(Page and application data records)
###

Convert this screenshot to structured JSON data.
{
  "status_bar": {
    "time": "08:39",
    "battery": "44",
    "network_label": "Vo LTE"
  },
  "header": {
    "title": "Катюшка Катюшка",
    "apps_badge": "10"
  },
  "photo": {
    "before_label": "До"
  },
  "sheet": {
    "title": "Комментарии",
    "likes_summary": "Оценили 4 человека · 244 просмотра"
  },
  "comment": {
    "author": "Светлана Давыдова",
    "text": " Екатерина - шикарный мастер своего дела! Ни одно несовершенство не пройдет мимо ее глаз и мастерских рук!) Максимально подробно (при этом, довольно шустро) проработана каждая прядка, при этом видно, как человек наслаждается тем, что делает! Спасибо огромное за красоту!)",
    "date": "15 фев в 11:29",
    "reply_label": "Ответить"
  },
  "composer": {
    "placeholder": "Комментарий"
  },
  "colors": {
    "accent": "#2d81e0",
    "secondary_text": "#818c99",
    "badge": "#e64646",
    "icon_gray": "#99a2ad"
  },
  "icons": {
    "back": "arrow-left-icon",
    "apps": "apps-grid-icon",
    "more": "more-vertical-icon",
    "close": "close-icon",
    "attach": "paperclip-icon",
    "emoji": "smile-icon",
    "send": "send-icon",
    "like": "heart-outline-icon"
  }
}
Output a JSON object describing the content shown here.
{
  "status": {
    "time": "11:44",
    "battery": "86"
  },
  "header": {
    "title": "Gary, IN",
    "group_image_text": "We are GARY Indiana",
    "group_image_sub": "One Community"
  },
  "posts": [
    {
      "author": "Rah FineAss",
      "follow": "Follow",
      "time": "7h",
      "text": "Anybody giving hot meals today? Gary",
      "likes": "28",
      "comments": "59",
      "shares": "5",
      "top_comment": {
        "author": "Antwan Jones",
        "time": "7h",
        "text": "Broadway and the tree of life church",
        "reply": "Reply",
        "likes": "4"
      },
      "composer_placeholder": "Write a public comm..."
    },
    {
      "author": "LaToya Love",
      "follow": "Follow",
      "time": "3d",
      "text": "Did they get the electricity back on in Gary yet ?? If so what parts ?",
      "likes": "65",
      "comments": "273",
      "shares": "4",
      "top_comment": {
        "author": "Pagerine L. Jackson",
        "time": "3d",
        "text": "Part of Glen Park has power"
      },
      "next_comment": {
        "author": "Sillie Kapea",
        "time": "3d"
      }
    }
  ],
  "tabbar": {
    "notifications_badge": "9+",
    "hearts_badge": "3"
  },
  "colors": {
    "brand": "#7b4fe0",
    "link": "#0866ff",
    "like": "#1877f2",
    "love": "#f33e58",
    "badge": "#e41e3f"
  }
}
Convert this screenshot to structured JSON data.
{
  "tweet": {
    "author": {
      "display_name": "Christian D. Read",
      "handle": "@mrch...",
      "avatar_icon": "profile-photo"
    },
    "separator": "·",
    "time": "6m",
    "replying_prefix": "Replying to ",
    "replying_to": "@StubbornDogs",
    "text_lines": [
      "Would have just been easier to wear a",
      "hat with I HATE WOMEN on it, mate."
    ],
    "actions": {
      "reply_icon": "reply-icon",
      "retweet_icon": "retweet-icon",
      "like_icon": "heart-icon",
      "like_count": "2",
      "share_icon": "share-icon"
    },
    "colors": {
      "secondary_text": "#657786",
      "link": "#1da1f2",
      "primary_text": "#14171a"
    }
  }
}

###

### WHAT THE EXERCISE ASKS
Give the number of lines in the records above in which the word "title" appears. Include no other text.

### OUTPUT OF THE EXERCISE
3